December 11, 2015, 2:02 PM UTC
Fortune

In 2011, I wrote an article in Fortune called “Inside Apple” that explained the business processes of the iconic company. John Korpics, then Fortune’s art director, got it in his head that we should publish an organizational chart of Apple’s management, a tough task because Apple itself didn’t produce one. The org chart became one of the most talked about features of my article. Without Korpics, I never would have created the chart on my own. He was one of several people who made invaluable contributions to an article with my name on it.

I thought of this happy episode while pondering the successful IPO of Atlassian, the Australian collaboration software company. It raised $437 million Wednesday (after paying its bankers) by offering shares to the public at $21. The stock, whose ticker is TEAM, jumped another 33% to almost $28 on its first day of trading.

Atlassian is all about teamwork. Its IPO prospectus waxes eloquent on why. “We believe human advancement has always been driven by teamwork—from the great explorations of earth and space to innovations in industry, medicine, music and technology,” the company writes. “And while it’s common to celebrate the individual genius behind a breakthrough idea, in nearly every case there is a team of unsung heroes that actually get the work done.”

Atlassian, whose revenues are growing rapidly and profitably, is benefiting from the software-changes-everything movement.
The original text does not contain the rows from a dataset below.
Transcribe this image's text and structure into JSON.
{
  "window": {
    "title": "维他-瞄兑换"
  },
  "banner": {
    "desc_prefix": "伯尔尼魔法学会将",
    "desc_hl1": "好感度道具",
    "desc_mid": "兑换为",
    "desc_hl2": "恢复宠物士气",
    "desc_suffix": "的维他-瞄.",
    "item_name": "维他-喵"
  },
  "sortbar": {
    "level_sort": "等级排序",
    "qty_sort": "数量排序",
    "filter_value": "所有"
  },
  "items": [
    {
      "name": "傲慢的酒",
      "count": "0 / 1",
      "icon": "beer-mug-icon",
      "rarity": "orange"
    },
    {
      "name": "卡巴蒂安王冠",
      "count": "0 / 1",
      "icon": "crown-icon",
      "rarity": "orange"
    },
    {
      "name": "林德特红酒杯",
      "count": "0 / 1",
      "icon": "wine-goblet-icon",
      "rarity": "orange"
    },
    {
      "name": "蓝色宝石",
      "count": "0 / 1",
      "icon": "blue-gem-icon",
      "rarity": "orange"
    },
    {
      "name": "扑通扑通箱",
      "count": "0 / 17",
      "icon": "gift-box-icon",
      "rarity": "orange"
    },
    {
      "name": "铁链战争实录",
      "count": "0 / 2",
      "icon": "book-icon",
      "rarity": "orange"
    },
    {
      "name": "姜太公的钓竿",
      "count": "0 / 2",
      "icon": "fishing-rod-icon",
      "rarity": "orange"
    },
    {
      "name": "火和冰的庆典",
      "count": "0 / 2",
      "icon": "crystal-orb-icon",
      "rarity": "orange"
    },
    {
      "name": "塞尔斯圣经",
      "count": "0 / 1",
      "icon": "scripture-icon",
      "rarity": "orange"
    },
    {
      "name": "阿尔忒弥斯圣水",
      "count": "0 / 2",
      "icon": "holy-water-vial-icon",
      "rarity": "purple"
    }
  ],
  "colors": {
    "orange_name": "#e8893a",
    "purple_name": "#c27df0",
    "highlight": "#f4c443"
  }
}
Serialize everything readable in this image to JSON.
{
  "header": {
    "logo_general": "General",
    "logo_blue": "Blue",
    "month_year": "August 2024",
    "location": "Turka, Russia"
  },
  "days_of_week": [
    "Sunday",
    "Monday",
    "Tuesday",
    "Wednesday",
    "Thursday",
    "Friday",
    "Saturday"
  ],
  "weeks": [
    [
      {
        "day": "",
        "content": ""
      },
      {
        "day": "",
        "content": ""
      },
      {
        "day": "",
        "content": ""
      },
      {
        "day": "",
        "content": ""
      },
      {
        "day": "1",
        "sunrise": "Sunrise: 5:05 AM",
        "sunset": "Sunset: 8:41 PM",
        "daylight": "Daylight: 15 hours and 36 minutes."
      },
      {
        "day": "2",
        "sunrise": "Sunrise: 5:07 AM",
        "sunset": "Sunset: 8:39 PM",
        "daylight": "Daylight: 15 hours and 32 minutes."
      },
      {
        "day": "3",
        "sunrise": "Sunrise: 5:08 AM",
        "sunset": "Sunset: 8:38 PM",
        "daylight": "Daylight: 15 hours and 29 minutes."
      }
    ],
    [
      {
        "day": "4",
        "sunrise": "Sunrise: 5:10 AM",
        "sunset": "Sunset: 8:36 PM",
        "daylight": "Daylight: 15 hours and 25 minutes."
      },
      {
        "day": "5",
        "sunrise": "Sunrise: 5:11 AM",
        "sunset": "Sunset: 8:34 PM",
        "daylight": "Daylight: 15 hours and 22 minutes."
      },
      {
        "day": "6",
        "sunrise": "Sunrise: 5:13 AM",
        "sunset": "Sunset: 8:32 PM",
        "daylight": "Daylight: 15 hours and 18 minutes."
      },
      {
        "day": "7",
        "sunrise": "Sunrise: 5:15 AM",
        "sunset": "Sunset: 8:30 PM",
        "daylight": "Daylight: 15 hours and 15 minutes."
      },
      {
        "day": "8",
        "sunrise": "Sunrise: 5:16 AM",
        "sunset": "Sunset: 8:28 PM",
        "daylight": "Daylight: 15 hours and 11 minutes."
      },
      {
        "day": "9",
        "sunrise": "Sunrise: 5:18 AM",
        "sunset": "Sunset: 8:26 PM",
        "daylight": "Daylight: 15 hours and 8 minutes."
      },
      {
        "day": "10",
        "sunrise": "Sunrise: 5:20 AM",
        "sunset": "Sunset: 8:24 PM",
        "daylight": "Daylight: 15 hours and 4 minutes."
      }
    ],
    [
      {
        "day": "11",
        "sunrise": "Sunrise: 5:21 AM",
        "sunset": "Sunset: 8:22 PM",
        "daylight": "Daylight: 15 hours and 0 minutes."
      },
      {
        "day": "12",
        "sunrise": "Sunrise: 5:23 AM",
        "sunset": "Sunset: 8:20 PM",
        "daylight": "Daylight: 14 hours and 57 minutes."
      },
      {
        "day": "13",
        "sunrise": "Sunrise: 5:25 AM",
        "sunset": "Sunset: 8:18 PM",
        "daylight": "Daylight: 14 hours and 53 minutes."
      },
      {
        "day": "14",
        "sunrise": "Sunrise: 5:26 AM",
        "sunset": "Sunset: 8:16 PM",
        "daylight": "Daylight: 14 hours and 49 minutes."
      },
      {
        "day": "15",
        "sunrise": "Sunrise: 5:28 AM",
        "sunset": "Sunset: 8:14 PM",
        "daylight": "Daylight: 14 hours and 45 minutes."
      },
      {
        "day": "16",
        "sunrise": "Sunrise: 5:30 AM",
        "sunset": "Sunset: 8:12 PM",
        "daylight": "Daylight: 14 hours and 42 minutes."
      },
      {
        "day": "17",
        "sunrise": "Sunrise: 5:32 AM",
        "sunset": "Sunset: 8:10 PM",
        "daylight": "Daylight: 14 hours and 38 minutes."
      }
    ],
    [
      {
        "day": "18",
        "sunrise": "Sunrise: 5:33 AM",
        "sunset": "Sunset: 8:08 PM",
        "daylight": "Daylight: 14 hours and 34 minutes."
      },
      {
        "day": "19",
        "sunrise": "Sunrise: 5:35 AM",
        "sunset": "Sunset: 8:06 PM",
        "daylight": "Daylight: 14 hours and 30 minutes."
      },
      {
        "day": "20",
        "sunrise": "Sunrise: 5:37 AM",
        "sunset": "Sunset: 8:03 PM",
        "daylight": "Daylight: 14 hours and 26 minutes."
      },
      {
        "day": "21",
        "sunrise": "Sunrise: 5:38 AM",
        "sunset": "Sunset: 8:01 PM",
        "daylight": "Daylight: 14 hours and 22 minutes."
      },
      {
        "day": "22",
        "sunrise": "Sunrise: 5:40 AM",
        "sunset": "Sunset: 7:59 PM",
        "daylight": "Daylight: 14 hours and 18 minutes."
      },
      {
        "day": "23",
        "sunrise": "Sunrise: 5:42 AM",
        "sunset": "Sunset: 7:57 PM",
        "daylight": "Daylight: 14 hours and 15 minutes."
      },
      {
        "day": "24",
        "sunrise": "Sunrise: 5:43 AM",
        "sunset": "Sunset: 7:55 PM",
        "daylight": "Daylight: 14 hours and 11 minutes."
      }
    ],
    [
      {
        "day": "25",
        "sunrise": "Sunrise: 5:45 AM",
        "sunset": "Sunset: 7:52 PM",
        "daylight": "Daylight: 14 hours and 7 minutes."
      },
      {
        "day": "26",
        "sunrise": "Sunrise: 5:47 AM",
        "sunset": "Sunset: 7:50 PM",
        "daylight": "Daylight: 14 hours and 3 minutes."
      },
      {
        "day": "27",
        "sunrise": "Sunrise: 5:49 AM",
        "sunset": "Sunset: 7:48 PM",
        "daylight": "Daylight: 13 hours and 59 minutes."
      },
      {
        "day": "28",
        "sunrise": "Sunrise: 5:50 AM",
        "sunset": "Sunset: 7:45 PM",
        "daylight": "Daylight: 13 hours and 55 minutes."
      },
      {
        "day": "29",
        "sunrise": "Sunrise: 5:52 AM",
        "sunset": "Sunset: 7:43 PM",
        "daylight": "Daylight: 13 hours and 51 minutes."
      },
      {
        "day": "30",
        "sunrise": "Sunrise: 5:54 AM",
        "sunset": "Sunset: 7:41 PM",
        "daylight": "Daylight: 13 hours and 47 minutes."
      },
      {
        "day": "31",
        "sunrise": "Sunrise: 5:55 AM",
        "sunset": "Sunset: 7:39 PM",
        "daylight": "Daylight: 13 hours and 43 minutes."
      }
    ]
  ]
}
It believes its special sauce is that software developers can use Atlassian’s products to communicate with non-developers on their team. The company has five slogans that illustrate its corporate culture. I’ll leave you with them as you think today about how much your team means to you:

* Open Company, No Bullsh*t

* Build with Heart and Balance

* Don’t #@!% the Customer

* Play, as a Team

* Be the Change You Seek

This article first appeared in the daily Fortune newsletter Data Sheet. Subscribe here for a daily dose of analysis from Adam Lashinsky and a curation of the day’s technology news from Heather Clancy.